#### Your goal:
The answer should hold every line of the listing, unchanged and free of images.

#### Dataset content:
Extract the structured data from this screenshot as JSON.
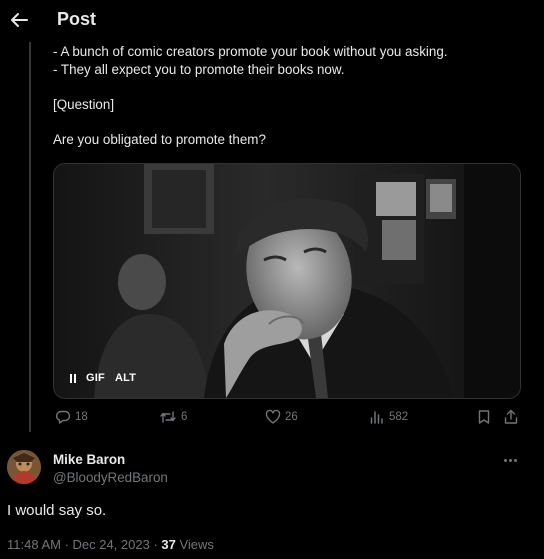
{
  "header": {
    "title": "Post",
    "back_icon": "arrow-left-icon"
  },
  "post": {
    "lines": [
      "- A bunch of comic creators promote your book without you asking.",
      "- They all expect you to promote their books now.",
      "[Question]",
      "Are you obligated to promote them?"
    ],
    "media": {
      "controls": {
        "pause_icon": "pause-icon",
        "gif_label": "GIF",
        "alt_label": "ALT"
      }
    },
    "actions": {
      "replies": {
        "icon": "reply-icon",
        "count": "18"
      },
      "reposts": {
        "icon": "repost-icon",
        "count": "6"
      },
      "likes": {
        "icon": "heart-icon",
        "count": "26"
      },
      "views": {
        "icon": "analytics-icon",
        "count": "582"
      },
      "bookmark_icon": "bookmark-icon",
      "share_icon": "share-icon"
    }
  },
  "reply": {
    "name": "Mike Baron",
    "handle": "@BloodyRedBaron",
    "more_icon": "more-icon",
    "text": "I would say so.",
    "timestamp": "11:48 AM · Dec 24, 2023 · ",
    "views_count": "37",
    "views_label": " Views"
  },
  "colors": {
    "background": "#000000",
    "text_primary": "#e7e9ea",
    "text_secondary": "#71767b",
    "border": "#2f3336"
  }
}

#### Result of the exercise:
Extract the structured data from this screenshot as JSON.
{
  "header": {
    "title": "Post",
    "back_icon": "arrow-left-icon"
  },
  "post": {
    "lines": [
      "- A bunch of comic creators promote your book without you asking.",
      "- They all expect you to promote their books now.",
      "[Question]",
      "Are you obligated to promote them?"
    ],
    "media": {
      "controls": {
        "pause_icon": "pause-icon",
        "gif_label": "GIF",
        "alt_label": "ALT"
      }
    },
    "actions": {
      "replies": {
        "icon": "reply-icon",
        "count": "18"
      },
      "reposts": {
        "icon": "repost-icon",
        "count": "6"
      },
      "likes": {
        "icon": "heart-icon",
        "count": "26"
      },
      "views": {
        "icon": "analytics-icon",
        "count": "582"
      },
      "bookmark_icon": "bookmark-icon",
      "share_icon": "share-icon"
    }
  },
  "reply": {
    "name": "Mike Baron",
    "handle": "@BloodyRedBaron",
    "more_icon": "more-icon",
    "text": "I would say so.",
    "timestamp": "11:48 AM · Dec 24, 2023 · ",
    "views_count": "37",
    "views_label": " Views"
  },
  "colors": {
    "background": "#000000",
    "text_primary": "#e7e9ea",
    "text_secondary": "#71767b",
    "border": "#2f3336"
  }
}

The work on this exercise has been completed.